Lack of Senate retirements could be unprecedented

California Sen. Dianne Feinstein appears more likely to run for a fifth full term. (Bill Clark/CQ Roll Call file photo)

For all of the moaning and groaning about Washington being dysfunctional, members of Congress aren’t exactly tripping over each other to get out of town.

So far, all of the Republican and Democratic senators up for re-election this cycle seem intent on seeking another term. And if that trend continues, it would be historic. 

The 2010 Election: Not Just About Health Care
Majority of midterm voters cited the economy as most important issue

President Donald Trump’s effort to repeal the 2010 health care law went down in flames last week, boosting Democratic optimism. (Mark Wilson/Getty Images)

When it comes to projecting election results, history can be a guide, but no two cycles are the same.

From the women’s marches to town hall protests, Democrats were feeling emboldened about the next elections even before Republicans fumbled their attempt to repeal the 2010 health care law. Democratic optimism grew (as well as media comparisons to a certain previous midterm election involving health care) as polling revealed that the GOP alternative was less popular than the health care status quo.

Club for Growth to Air TV Ad Against Handel in Georgia Special
Outside group has endorsed Bob Gray in race to replace Tom Price

Karen Handel has been the Republican front-runner in the special election to replace former Georgia Rep. Tom Price. (Courtesy Karen Handel for Congress)

Club for Growth Action is poised to air a television ad against early Republican front-runner Karen Handel beginning Wednesday in Georgia’s 6th District special election, according to a release first obtained by Roll Call and Inside Elections.

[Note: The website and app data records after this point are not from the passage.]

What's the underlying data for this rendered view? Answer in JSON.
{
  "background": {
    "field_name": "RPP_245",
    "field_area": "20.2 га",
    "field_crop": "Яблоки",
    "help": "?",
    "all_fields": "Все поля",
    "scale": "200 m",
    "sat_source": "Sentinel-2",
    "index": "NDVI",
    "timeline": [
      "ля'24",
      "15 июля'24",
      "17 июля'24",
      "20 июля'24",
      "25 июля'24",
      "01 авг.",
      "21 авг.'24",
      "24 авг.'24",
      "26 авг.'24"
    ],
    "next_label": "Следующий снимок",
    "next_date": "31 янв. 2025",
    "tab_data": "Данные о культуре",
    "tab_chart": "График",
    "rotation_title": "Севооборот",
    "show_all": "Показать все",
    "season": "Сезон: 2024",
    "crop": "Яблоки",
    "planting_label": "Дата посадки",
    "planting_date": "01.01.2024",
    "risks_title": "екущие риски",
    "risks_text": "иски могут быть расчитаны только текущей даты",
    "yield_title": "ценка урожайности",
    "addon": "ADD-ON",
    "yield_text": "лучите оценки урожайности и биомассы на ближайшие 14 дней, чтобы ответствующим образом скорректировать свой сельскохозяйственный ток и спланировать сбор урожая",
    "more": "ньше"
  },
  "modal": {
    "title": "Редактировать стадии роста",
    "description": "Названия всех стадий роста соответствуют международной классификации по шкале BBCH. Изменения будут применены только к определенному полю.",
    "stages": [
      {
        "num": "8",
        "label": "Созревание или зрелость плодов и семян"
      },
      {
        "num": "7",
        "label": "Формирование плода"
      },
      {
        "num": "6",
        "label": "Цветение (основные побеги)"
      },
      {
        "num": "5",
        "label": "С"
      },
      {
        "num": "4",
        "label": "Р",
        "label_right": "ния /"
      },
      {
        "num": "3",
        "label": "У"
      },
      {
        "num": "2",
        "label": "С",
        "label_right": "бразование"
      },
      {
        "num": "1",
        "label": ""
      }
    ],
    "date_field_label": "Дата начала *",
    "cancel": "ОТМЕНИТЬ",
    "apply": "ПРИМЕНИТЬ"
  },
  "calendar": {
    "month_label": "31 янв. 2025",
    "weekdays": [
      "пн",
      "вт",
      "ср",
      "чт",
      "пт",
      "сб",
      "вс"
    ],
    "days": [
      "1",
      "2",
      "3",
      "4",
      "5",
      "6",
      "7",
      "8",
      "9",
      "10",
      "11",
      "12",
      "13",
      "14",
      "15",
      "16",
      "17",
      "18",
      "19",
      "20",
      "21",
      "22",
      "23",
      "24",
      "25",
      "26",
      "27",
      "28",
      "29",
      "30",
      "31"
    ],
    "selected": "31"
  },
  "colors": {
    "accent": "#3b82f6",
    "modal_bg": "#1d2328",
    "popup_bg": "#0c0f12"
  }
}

It’s a $250,000 ad buy on Atlanta cable, according to a Club source, and is scheduled to run through the initial April 18 election. If none of the 18 candidates receives a majority of the vote in the jungle primary, the top two finishers, regardless of party, will move on to a June 20 runoff. The conservative outside group endorsed one of Handel’s 10 GOP opponents, businessman Bob Gray, on March 14.

Walz’s Governor Run Creates Vulnerable Open Seat for Democrats
But Minnesota DFL may still have a chance to hold on

Minnesota Rep. Tim Walz is vacating his 1st District in order to run for governor. (Tom Williams/CQ Roll Call file photo)

It could be a rough round of midterm elections for Republicans next year but Democratic-Farmer-Labor Rep. Tim Walz gave them a little gift by vacating Minnesota’s 1st District in order to run for governor.

The six-term congressman won re-election narrowly, 50.3-49.6 percent, last fall in a race that received little national attention. But Donald Trump simultaneously carried the rural district, 53-38 percent over Hillary Clinton and nearly dragged Walz’s GOP opponent across the finish line.